Recommended Resource For the Paleo Diet
Whole 30 Diet Overview
The Premise of Whole 30
Certain food groups could be having a negative effect on your health and you may not even realize it. Foods like sugar, grains, dairy, and legumes are eliminated completely from your diet for 30 days to let your body heal and recover from whatever ill effects those foods may have been causing.
“NO” foods on the Whole 30
- Sugar (of any form)
- Junk food
Possible benefits of the Whole 30
- Weight loss
- Feel more energetic
- Overall happier and better mood
Paleo vs Whole 30
The Whole 30 was designed to be a temporary thing. It’s 30 days of a super strict elimination diet, with the idea that you add foods back in one group at a time (and make note of how you feel). I haven’t actually done The Whole 30, but I think it would be a valuable thing to do every now and then to “reset” your body.
There are a lot of similarities between the Whole 30 and Paleo. The difference is that Whole 30 eliminates all sweeteners and dairy. For long term wellness, I think we need to have more wiggle room than the Whole 30 provides. Which is why it’s only supposed to be for 30 days to clear out the junk from your body and figure out how food is affecting you.

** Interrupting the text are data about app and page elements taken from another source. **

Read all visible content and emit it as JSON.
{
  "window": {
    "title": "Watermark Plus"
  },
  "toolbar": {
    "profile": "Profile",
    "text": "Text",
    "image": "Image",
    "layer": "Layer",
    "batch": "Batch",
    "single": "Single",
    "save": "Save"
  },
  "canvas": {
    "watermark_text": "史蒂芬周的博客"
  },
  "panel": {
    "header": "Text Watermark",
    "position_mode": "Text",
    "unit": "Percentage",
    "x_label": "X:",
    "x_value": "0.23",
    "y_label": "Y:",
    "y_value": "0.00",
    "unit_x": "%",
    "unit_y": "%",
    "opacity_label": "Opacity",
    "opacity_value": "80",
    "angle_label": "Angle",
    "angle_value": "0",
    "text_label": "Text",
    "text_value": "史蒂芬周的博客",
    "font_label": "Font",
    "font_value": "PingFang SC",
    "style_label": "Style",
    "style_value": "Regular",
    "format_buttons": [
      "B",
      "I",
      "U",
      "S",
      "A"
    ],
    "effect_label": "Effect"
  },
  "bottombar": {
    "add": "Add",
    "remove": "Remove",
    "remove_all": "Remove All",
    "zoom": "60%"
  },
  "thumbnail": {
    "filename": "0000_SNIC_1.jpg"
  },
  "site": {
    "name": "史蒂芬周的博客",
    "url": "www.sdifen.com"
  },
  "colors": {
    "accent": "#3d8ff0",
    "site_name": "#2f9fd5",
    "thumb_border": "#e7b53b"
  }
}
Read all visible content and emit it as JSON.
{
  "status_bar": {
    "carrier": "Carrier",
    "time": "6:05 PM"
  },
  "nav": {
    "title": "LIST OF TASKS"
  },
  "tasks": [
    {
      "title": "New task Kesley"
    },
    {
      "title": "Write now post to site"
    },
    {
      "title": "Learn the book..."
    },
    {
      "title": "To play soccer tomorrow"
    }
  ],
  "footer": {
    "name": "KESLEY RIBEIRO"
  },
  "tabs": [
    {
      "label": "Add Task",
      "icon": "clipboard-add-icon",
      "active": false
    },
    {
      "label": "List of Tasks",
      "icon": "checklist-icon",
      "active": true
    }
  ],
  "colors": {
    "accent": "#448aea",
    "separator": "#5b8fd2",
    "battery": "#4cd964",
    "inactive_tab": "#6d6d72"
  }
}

If you’re looking for a long term diet, Whole 30 isn’t for you. But if you want a format to hit the “reset” switch and kick-start something new, try the Whole 30! There are a bunch of resources out there.
Recommended Whole 30 resource:
Keto Diet Overview
The Premise of The Keto Diet
Eat VERY low carb and high fat. By severely restricting your carb intake, you put your body into a state called ketosis. When your body is in ketosis, it’s incredibly efficient at burning fat for energy. Instead of relying on carbs for energy, your body is able to convert fat into energy.
Suggested Macro Breakdown for the standard keto diet
According to this Ketogenic Diet 101 article,
- Fat: 75%
- Protein: 20%
- Carbohydrates: 5%
keto “no” foods
- Foods high in carbs (starchy vegetables, pasta, rice, etc.)
- Refined oils
Possible benefits of keto
- Weight loss
- Reduced blood sugar and insulin levels
- Benefits for a wide variety of different health conditions
Paleo vs Keto
In the keto diet you can’t eat much fruit without crossing the carb threshhold, so it might not be a realistic option for you if you like eating summer berries and seasonal fruit like I do. If you think you can be really strict about your carb intake, it might be worth a try!
Recommended Resource for the keto diet
What do Paleo, Keto, and Whole 30 have in common?
One thing all these diets have in common is the elimination of processed foods and refined sugar (remember the venn diagram from earlier). If you’re looking to eliminate processed food from your diet, it’s possible, even though it might not seem like it. Use one of these diets or just start using simple ingredients in your cooking.
Which is the right choice for YOU?
So what about you? Which is the path you want to go down? As you sit down to compare the three…Whole 30 vs Paleo vs Keto…think about your end goal, and think about which diet sounds like it could work for you? Maybe you end up doing something else all together!
Pin this chart for later as you try and figure out what will work best for you. Try one diet for a few weeks, and if its just not working, make a change.
Honestly I feel like I fell into the Paleo diet. After months of elimination diets and plenty of trial and error, I’ve learned what works for my body. And since going gluten free, grain free, (mostly) legume free, and refined sugar free…I feel better than ever. Even my kids follow the Paleo diet (most of the time).
Whatever diet you decide, find out a version that works for your body by testing and keeping a food journal.
Whether you’re desperately trying to lose a few pounds or you just want enough energy to read a book to your toddler without falling asleep, changing the food you’re eating can help with your goals. I’d love to hear what steps you’re taking on your path to wellness. Leave a comment below!